§ WORK TASK
Note every line in the entries that contains the string "accent", and copy it.

§ AVAILABLE DATA
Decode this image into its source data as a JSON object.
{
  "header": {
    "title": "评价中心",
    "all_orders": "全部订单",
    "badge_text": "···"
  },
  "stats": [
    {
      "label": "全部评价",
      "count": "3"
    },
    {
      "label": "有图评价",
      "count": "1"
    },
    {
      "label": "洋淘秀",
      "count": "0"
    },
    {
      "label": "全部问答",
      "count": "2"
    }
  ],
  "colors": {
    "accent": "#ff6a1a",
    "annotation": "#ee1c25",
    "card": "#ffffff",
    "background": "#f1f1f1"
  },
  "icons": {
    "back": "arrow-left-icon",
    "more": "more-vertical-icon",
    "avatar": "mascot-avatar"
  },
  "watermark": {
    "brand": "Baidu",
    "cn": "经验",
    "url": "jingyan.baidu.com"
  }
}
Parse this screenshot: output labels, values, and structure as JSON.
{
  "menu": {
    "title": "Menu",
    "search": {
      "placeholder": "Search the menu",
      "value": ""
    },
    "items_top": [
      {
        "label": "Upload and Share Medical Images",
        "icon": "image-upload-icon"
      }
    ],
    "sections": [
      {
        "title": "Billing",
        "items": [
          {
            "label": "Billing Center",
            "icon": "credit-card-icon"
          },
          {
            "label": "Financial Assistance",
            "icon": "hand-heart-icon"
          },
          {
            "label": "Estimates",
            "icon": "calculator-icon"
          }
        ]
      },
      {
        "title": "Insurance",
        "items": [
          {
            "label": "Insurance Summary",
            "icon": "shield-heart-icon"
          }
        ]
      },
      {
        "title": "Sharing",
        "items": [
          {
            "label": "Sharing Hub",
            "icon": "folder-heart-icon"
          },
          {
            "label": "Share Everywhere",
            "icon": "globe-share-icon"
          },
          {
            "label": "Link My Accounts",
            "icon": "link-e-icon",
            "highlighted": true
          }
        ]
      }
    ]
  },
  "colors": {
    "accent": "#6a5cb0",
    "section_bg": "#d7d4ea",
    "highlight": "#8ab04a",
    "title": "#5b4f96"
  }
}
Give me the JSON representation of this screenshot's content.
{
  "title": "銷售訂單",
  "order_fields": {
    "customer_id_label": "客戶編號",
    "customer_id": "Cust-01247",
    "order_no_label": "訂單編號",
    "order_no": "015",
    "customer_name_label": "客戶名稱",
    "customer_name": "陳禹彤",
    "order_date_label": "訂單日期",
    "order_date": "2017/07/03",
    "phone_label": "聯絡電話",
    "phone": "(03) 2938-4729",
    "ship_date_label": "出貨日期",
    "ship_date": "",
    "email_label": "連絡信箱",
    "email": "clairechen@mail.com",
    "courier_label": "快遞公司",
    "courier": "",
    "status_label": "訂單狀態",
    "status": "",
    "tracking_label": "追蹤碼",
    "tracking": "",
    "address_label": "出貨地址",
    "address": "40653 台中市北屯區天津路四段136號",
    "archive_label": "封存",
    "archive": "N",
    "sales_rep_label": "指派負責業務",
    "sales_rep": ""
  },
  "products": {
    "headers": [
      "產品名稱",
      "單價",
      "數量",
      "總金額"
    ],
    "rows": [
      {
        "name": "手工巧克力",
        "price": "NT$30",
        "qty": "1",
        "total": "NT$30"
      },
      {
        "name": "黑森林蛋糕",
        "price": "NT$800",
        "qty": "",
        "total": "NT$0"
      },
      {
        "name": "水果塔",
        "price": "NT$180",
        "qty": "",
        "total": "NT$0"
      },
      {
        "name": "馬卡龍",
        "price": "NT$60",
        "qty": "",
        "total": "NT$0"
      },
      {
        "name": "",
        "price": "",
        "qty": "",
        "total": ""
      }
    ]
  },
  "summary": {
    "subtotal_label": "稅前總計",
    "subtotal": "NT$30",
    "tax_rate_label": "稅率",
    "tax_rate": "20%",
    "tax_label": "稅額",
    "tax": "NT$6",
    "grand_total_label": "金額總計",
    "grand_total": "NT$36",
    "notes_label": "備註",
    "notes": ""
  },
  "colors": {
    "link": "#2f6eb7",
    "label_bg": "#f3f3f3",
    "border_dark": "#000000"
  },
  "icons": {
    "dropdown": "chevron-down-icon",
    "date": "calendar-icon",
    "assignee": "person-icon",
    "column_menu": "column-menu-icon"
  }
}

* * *

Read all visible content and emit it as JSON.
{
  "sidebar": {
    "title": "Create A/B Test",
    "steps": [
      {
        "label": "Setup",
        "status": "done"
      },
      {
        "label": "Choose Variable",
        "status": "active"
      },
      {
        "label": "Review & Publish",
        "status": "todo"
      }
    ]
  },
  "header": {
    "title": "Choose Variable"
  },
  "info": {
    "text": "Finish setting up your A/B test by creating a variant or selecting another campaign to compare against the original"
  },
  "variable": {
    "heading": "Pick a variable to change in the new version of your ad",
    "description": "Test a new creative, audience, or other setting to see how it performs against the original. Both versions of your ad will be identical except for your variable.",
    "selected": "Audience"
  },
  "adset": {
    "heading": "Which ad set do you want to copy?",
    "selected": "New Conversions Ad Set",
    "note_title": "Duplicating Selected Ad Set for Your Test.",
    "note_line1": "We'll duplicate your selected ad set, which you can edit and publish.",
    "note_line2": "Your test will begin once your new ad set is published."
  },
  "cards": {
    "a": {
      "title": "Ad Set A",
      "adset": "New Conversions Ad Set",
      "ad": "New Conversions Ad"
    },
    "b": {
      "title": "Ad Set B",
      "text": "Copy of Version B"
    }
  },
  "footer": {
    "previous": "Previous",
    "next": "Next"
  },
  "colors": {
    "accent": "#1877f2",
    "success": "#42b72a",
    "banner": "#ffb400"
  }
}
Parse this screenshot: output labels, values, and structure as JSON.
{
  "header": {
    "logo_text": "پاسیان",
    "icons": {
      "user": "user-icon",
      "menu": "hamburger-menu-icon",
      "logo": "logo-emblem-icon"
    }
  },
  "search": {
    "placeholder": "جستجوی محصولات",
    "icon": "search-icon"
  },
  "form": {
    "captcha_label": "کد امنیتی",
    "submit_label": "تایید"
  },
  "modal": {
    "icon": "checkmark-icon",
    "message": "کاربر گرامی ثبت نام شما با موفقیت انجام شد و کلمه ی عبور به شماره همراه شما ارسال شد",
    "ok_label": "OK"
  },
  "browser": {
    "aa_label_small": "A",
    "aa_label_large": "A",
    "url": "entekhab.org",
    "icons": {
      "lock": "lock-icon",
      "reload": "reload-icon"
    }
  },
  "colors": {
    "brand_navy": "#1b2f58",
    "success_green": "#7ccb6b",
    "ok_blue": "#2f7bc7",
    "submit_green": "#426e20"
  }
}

§ RESPONSE TO THIS TASK
    "accent": "#ff6a1a",
    "accent": "#6a5cb0",
    "accent": "#1877f2",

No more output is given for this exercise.